Phillies: 2 Finalists Emerge for Hitting Coach Position
Charles Theodore “Chili” Davis, who will turn 60 on January 17, played 19 seasons as an outfielder and designated hitter in the majors from 1981 to 1999: San Francisco Giants (1981-87), California Angels (1988-90, 1993-96), Minnesota Twins (1991-92), Kansas City Royals (1997) and New York Yankees (1988-99).
Davis was one of the three original finalists for the Phillies’ hitting coach position, however, he has since agreed to return to the Mets for a second season, according to SNY’s Andy Martino. He had been the hitting coach for three different Major League clubs over the past three seasons, including the Boston Red Sox (2017), Chicago Cubs (2018).
The switch-hitter’s most successful season at the plate came in 1993, when he slugged 27 home runs and a career-high 112 RBI in his first season with the Angels.
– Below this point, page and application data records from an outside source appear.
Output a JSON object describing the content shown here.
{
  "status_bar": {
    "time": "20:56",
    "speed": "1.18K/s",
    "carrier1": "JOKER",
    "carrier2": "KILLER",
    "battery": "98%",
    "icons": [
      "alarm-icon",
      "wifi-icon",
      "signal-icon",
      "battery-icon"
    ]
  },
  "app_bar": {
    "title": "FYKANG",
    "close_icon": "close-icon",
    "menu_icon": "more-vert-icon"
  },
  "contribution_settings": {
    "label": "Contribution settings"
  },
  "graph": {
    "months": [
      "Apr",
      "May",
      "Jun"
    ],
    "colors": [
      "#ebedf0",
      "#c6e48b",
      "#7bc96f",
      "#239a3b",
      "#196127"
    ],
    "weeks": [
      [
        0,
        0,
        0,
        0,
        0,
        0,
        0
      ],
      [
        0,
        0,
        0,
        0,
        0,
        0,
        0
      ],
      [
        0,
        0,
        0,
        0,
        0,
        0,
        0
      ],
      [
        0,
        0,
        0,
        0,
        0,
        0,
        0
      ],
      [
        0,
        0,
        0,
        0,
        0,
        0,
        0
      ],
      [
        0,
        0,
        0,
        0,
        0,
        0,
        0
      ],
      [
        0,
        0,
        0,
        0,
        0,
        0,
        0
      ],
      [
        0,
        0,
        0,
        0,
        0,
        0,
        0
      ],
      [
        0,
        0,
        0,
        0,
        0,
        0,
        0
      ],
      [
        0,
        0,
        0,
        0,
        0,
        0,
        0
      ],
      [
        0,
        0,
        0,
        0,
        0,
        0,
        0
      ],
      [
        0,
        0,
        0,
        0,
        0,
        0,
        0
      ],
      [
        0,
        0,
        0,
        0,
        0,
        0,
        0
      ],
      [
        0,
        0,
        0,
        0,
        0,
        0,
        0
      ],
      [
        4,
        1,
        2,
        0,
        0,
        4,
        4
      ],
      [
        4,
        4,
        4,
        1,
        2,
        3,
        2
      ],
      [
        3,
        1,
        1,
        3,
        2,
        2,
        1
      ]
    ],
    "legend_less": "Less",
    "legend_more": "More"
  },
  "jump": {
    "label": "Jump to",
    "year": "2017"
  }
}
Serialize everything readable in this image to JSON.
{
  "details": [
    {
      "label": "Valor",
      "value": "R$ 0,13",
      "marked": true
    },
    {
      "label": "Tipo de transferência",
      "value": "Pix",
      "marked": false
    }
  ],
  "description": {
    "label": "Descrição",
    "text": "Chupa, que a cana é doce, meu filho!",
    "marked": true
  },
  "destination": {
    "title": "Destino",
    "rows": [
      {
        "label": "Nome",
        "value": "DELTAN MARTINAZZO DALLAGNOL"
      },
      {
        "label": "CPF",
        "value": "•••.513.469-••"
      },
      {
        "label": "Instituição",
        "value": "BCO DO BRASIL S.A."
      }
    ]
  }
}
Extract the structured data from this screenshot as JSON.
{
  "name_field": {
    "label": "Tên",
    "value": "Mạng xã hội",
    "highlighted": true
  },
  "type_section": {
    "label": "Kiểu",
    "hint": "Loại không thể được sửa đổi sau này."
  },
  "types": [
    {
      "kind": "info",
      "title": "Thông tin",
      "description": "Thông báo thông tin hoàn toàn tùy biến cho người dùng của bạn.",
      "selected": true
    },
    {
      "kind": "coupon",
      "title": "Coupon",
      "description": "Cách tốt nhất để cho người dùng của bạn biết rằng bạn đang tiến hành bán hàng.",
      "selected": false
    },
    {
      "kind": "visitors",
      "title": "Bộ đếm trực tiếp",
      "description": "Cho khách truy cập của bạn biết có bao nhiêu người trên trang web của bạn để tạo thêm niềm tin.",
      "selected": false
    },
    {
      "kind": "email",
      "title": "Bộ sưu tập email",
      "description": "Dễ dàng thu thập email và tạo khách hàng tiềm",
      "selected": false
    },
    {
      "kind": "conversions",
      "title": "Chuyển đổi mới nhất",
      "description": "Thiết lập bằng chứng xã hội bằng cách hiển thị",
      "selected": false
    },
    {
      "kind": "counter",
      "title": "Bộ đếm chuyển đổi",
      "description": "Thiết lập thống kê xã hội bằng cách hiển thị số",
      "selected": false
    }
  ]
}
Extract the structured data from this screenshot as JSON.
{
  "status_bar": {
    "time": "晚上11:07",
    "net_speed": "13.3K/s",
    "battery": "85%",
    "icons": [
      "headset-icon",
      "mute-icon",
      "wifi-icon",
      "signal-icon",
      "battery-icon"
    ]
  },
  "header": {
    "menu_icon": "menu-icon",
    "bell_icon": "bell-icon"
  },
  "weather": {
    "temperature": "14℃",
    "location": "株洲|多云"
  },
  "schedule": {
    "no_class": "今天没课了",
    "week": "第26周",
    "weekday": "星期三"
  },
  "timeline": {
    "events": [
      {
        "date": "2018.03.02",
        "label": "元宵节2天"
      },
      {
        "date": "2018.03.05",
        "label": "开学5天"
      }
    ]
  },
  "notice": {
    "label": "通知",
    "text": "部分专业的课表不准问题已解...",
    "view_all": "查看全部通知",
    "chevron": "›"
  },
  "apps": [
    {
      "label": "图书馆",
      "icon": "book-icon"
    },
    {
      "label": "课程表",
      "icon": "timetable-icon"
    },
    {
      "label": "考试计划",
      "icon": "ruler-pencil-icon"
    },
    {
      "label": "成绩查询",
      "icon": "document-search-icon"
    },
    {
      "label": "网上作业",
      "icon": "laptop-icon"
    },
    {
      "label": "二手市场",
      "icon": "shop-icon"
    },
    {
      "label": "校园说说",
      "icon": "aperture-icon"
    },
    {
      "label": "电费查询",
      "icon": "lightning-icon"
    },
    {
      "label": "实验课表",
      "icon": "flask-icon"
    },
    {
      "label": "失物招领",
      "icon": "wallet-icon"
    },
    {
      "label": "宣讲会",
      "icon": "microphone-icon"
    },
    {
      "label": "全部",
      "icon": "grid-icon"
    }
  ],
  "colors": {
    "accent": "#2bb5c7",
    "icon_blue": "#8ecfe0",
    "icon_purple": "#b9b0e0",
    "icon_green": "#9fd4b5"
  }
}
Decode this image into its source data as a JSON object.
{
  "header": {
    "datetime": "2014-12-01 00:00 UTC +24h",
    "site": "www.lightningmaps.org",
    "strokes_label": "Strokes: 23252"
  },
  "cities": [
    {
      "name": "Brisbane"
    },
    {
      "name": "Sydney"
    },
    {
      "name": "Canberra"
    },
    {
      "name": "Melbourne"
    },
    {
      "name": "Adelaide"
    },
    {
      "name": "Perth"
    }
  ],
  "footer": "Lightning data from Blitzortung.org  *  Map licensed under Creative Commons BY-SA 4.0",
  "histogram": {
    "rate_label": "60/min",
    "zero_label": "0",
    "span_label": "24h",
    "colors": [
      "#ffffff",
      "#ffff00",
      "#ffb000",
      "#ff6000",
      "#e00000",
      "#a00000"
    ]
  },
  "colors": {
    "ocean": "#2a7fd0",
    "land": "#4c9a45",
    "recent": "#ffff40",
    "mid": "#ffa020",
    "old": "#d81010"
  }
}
When Davis made his major league debut on April 10, 1981, he became the first Jamaican-born player to reach the majors.
Davis’ other playing career accomplishments include winning the World Series in three of his four career postseason appearances (Twins, 1991; Yankees, 1998 and 1999), being named an All-Star three times, as well as compiling a .274 career average with 424 doubles, 30 triples, 350 homers, and 1,372 RBI spanning 2,436 games.
- 2003-04: Hitting coach for the Australian Baseball Academy
- 2010: Part-time instructor in the Dodgers Fall Instructional League
- 2011: Hitting coach for the Triple-A Pawtucket Red Sox.
- 2012-14: Oakland A’s hitting coach
- 2015-17: Boston Red Sox hitting coach
- 2018: Chicago Cubs hitting coach
- 2019: New York Mets hitting coach
While coaching the Cubs as hitting coach, replacing eventual Phillies hitting coach (and since-dismissed) John Mallee, the offense produced a National League-best .258 batting average and second-best .333 on-base percentage. Joining the A’s in 2012, the team increased their total number of runs scored (+68) and home runs (+81) from the previous season. And, from 2015 to 2017 with the Red Sox, the team led the majors in runs scored (2,411), tied for best on-base percentage (.334), had the second-best batting average (.268) and third-best OPS (.762).
Davis is still being paid by the Cubs through 2020, yet he has signed a multi-year contract from the Mets, according to Martino. Breen writes that last season, Davis oversaw the unexpected rise of several young Mets hitters, including National League Rookie of the Year Pete Alonso and fellow All-Star Jeff McNeill, adding:
"The Mets ranked sixth in the NL last season in average, on-base percentage, and slugging percentage. Davis stresses a situational-hitting philosophy and took the Mets away from an approach based on launch angles, yet the team still had the fifth-highest home run total in the National League. Davis may not be as analytically inclined as Dillon, but he has still found a way to produce power."
Davis and Girardi had a lot in common, particular in the World Series championship category. Both won the championship three times as players, and were teammates on the Yankees’ 1998 and 1999 World Series-winning teams.
The New York Post wrote that Girardi could have “poach” Davis from the Mets. Such “poaching” will not occur, with Davis returning to the team’s rival.
Breen writes that Girardi is known for his “ability to find a balance between being new age and old school,” and that he is “open to analytics but does not close himself off to traditional baseball methods. Bryan Price, whom Girardi hired last month as pitching coach, has a similar approach. And it would be no surprise if Girardi’s hitting coach thought the same way.”
Now, it appears Girardi will likely choose between either Dillon or Stairs as the next hitting coach.